Exercise aim.
Copy all the lines of the data that include the word "JSON".

Available records.
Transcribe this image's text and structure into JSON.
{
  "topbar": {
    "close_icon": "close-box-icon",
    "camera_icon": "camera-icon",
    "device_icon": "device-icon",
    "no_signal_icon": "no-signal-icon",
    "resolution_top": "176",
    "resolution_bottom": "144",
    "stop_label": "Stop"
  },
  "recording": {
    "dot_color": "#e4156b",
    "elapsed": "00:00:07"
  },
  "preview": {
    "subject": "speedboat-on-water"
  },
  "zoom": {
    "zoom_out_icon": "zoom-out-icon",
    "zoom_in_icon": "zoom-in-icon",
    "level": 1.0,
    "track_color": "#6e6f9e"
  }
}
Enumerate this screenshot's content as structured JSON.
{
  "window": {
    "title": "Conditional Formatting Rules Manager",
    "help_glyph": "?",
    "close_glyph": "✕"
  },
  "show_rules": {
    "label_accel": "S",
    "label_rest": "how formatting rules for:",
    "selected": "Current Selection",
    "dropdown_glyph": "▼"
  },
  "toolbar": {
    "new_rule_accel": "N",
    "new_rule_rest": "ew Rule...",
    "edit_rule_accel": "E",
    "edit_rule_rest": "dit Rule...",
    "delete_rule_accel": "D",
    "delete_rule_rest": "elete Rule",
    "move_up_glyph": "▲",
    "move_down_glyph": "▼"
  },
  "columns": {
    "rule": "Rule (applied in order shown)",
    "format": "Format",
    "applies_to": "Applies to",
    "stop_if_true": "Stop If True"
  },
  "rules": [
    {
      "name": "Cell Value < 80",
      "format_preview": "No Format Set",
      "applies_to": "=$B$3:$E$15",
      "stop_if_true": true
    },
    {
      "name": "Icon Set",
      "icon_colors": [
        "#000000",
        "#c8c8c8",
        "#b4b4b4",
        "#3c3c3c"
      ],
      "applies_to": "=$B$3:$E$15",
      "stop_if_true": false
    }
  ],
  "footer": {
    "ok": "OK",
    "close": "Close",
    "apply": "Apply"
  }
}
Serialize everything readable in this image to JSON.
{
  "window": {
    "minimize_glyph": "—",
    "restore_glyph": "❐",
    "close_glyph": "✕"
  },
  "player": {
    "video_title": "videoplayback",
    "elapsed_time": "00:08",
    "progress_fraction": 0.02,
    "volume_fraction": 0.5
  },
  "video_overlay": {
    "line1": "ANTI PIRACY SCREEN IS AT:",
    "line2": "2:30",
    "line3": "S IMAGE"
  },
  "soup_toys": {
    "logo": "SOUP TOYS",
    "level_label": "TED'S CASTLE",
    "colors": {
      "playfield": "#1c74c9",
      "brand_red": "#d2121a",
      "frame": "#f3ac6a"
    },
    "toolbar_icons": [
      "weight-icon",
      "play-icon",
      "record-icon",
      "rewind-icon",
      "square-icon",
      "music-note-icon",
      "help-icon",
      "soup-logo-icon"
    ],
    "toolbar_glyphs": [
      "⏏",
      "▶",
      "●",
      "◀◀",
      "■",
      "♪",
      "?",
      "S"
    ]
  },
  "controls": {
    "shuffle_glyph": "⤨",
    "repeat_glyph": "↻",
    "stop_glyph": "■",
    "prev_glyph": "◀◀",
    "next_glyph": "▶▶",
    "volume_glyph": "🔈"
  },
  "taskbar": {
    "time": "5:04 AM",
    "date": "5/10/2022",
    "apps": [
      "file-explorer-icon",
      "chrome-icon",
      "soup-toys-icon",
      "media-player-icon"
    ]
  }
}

Output below.
Transcribe this image's text and structure into JSON.
Enumerate this screenshot's content as structured JSON.
Serialize everything readable in this image to JSON.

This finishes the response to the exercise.